● **What the exercise asks**
Output the data below exactly, down to the last character.

● **Records to process**
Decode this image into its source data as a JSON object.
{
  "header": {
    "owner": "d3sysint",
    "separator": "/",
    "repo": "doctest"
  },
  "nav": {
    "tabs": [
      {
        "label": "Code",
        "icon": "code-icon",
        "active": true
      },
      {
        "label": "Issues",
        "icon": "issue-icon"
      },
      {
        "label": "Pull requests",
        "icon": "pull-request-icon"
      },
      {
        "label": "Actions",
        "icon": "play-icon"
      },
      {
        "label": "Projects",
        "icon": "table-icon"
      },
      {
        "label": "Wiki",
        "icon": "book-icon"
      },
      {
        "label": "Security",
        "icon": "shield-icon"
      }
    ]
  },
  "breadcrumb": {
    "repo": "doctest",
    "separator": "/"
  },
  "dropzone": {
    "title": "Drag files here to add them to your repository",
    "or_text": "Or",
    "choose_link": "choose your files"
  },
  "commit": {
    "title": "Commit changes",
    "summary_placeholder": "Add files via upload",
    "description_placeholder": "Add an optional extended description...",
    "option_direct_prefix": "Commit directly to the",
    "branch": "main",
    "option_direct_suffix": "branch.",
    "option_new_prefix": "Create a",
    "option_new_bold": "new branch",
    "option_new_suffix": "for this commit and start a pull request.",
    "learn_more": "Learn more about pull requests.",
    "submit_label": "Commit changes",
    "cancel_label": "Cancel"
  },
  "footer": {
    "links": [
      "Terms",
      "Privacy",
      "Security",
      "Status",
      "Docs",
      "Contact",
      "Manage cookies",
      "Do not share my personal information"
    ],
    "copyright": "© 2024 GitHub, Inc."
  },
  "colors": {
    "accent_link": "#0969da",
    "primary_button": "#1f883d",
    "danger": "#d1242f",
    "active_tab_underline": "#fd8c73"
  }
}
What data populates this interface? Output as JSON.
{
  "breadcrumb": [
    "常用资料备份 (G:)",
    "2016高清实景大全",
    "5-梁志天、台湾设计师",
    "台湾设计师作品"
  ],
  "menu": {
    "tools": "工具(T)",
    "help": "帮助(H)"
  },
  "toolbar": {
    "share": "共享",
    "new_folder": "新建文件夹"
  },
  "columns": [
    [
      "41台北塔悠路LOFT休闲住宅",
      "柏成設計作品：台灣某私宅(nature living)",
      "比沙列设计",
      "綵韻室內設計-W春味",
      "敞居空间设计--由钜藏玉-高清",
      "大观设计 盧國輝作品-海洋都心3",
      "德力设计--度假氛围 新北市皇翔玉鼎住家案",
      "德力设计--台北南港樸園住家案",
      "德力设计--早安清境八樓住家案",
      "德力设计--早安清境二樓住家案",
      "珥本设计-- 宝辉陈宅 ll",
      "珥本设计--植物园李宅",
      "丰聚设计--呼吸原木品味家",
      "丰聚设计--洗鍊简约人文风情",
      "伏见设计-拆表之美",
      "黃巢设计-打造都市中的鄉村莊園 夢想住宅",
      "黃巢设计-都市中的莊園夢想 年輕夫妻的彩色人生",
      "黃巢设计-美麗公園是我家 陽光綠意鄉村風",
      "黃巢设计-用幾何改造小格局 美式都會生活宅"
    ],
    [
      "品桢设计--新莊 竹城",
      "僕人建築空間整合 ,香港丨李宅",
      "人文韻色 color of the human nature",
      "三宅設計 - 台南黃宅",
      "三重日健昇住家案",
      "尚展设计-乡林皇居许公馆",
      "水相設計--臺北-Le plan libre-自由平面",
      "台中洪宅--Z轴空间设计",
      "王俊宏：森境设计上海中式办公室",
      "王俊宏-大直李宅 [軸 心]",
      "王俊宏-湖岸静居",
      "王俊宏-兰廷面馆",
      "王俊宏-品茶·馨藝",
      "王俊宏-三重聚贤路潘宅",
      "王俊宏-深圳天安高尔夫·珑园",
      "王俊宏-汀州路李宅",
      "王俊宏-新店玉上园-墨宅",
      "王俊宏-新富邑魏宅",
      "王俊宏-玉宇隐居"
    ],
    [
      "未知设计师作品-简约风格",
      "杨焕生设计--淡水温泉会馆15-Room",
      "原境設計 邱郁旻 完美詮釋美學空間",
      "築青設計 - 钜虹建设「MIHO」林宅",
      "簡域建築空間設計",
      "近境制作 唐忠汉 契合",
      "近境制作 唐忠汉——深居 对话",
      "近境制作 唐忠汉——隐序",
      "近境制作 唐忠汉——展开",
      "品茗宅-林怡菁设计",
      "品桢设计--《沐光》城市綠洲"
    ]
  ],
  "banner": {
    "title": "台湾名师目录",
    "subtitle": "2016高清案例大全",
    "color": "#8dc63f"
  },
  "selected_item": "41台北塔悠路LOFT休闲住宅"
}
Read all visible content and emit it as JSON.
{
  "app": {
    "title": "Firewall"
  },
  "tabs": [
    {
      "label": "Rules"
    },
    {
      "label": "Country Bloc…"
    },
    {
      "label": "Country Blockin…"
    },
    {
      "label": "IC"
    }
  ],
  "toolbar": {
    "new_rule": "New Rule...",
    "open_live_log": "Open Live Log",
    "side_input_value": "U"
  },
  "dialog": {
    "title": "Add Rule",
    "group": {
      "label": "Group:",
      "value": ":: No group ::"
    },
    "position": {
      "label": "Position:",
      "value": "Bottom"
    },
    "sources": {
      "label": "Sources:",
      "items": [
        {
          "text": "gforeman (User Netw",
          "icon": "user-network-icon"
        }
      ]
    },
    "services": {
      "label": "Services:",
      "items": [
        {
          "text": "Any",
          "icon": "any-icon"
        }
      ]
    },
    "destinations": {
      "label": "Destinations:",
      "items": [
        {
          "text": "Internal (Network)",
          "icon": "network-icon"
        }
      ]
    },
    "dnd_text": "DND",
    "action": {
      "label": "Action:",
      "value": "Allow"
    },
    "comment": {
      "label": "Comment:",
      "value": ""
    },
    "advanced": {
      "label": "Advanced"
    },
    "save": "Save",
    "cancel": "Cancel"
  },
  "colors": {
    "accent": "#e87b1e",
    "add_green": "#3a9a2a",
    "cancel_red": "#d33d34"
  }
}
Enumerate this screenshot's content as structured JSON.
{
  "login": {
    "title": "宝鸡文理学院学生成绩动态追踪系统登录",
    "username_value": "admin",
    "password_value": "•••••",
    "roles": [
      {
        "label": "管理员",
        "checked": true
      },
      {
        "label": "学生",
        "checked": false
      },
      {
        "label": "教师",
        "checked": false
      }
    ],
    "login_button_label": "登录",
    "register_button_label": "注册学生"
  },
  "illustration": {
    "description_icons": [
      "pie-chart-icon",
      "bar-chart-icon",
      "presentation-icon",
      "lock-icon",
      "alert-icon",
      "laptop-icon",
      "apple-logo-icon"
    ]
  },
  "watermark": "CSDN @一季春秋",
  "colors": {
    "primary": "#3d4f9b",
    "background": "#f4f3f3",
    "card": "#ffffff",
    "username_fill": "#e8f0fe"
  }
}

● **Solution below**
Decode this image into its source data as a JSON object.
{
  "header": {
    "owner": "d3sysint",
    "separator": "/",
    "repo": "doctest"
  },
  "nav": {
    "tabs": [
      {
        "label": "Code",
        "icon": "code-icon",
        "active": true
      },
      {
        "label": "Issues",
        "icon": "issue-icon"
      },
      {
        "label": "Pull requests",
        "icon": "pull-request-icon"
      },
      {
        "label": "Actions",
        "icon": "play-icon"
      },
      {
        "label": "Projects",
        "icon": "table-icon"
      },
      {
        "label": "Wiki",
        "icon": "book-icon"
      },
      {
        "label": "Security",
        "icon": "shield-icon"
      }
    ]
  },
  "breadcrumb": {
    "repo": "doctest",
    "separator": "/"
  },
  "dropzone": {
    "title": "Drag files here to add them to your repository",
    "or_text": "Or",
    "choose_link": "choose your files"
  },
  "commit": {
    "title": "Commit changes",
    "summary_placeholder": "Add files via upload",
    "description_placeholder": "Add an optional extended description...",
    "option_direct_prefix": "Commit directly to the",
    "branch": "main",
    "option_direct_suffix": "branch.",
    "option_new_prefix": "Create a",
    "option_new_bold": "new branch",
    "option_new_suffix": "for this commit and start a pull request.",
    "learn_more": "Learn more about pull requests.",
    "submit_label": "Commit changes",
    "cancel_label": "Cancel"
  },
  "footer": {
    "links": [
      "Terms",
      "Privacy",
      "Security",
      "Status",
      "Docs",
      "Contact",
      "Manage cookies",
      "Do not share my personal information"
    ],
    "copyright": "© 2024 GitHub, Inc."
  },
  "colors": {
    "accent_link": "#0969da",
    "primary_button": "#1f883d",
    "danger": "#d1242f",
    "active_tab_underline": "#fd8c73"
  }
}
What data populates this interface? Output as JSON.
{
  "breadcrumb": [
    "常用资料备份 (G:)",
    "2016高清实景大全",
    "5-梁志天、台湾设计师",
    "台湾设计师作品"
  ],
  "menu": {
    "tools": "工具(T)",
    "help": "帮助(H)"
  },
  "toolbar": {
    "share": "共享",
    "new_folder": "新建文件夹"
  },
  "columns": [
    [
      "41台北塔悠路LOFT休闲住宅",
      "柏成設計作品：台灣某私宅(nature living)",
      "比沙列设计",
      "綵韻室內設計-W春味",
      "敞居空间设计--由钜藏玉-高清",
      "大观设计 盧國輝作品-海洋都心3",
      "德力设计--度假氛围 新北市皇翔玉鼎住家案",
      "德力设计--台北南港樸園住家案",
      "德力设计--早安清境八樓住家案",
      "德力设计--早安清境二樓住家案",
      "珥本设计-- 宝辉陈宅 ll",
      "珥本设计--植物园李宅",
      "丰聚设计--呼吸原木品味家",
      "丰聚设计--洗鍊简约人文风情",
      "伏见设计-拆表之美",
      "黃巢设计-打造都市中的鄉村莊園 夢想住宅",
      "黃巢设计-都市中的莊園夢想 年輕夫妻的彩色人生",
      "黃巢设计-美麗公園是我家 陽光綠意鄉村風",
      "黃巢设计-用幾何改造小格局 美式都會生活宅"
    ],
    [
      "品桢设计--新莊 竹城",
      "僕人建築空間整合 ,香港丨李宅",
      "人文韻色 color of the human nature",
      "三宅設計 - 台南黃宅",
      "三重日健昇住家案",
      "尚展设计-乡林皇居许公馆",
      "水相設計--臺北-Le plan libre-自由平面",
      "台中洪宅--Z轴空间设计",
      "王俊宏：森境设计上海中式办公室",
      "王俊宏-大直李宅 [軸 心]",
      "王俊宏-湖岸静居",
      "王俊宏-兰廷面馆",
      "王俊宏-品茶·馨藝",
      "王俊宏-三重聚贤路潘宅",
      "王俊宏-深圳天安高尔夫·珑园",
      "王俊宏-汀州路李宅",
      "王俊宏-新店玉上园-墨宅",
      "王俊宏-新富邑魏宅",
      "王俊宏-玉宇隐居"
    ],
    [
      "未知设计师作品-简约风格",
      "杨焕生设计--淡水温泉会馆15-Room",
      "原境設計 邱郁旻 完美詮釋美學空間",
      "築青設計 - 钜虹建设「MIHO」林宅",
      "簡域建築空間設計",
      "近境制作 唐忠汉 契合",
      "近境制作 唐忠汉——深居 对话",
      "近境制作 唐忠汉——隐序",
      "近境制作 唐忠汉——展开",
      "品茗宅-林怡菁设计",
      "品桢设计--《沐光》城市綠洲"
    ]
  ],
  "banner": {
    "title": "台湾名师目录",
    "subtitle": "2016高清案例大全",
    "color": "#8dc63f"
  },
  "selected_item": "41台北塔悠路LOFT休闲住宅"
}
Read all visible content and emit it as JSON.
{
  "app": {
    "title": "Firewall"
  },
  "tabs": [
    {
      "label": "Rules"
    },
    {
      "label": "Country Bloc…"
    },
    {
      "label": "Country Blockin…"
    },
    {
      "label": "IC"
    }
  ],
  "toolbar": {
    "new_rule": "New Rule...",
    "open_live_log": "Open Live Log",
    "side_input_value": "U"
  },
  "dialog": {
    "title": "Add Rule",
    "group": {
      "label": "Group:",
      "value": ":: No group ::"
    },
    "position": {
      "label": "Position:",
      "value": "Bottom"
    },
    "sources": {
      "label": "Sources:",
      "items": [
        {
          "text": "gforeman (User Netw",
          "icon": "user-network-icon"
        }
      ]
    },
    "services": {
      "label": "Services:",
      "items": [
        {
          "text": "Any",
          "icon": "any-icon"
        }
      ]
    },
    "destinations": {
      "label": "Destinations:",
      "items": [
        {
          "text": "Internal (Network)",
          "icon": "network-icon"
        }
      ]
    },
    "dnd_text": "DND",
    "action": {
      "label": "Action:",
      "value": "Allow"
    },
    "comment": {
      "label": "Comment:",
      "value": ""
    },
    "advanced": {
      "label": "Advanced"
    },
    "save": "Save",
    "cancel": "Cancel"
  },
  "colors": {
    "accent": "#e87b1e",
    "add_green": "#3a9a2a",
    "cancel_red": "#d33d34"
  }
}
Enumerate this screenshot's content as structured JSON.
{
  "login": {
    "title": "宝鸡文理学院学生成绩动态追踪系统登录",
    "username_value": "admin",
    "password_value": "•••••",
    "roles": [
      {
        "label": "管理员",
        "checked": true
      },
      {
        "label": "学生",
        "checked": false
      },
      {
        "label": "教师",
        "checked": false
      }
    ],
    "login_button_label": "登录",
    "register_button_label": "注册学生"
  },
  "illustration": {
    "description_icons": [
      "pie-chart-icon",
      "bar-chart-icon",
      "presentation-icon",
      "lock-icon",
      "alert-icon",
      "laptop-icon",
      "apple-logo-icon"
    ]
  },
  "watermark": "CSDN @一季春秋",
  "colors": {
    "primary": "#3d4f9b",
    "background": "#f4f3f3",
    "card": "#ffffff",
    "username_fill": "#e8f0fe"
  }
}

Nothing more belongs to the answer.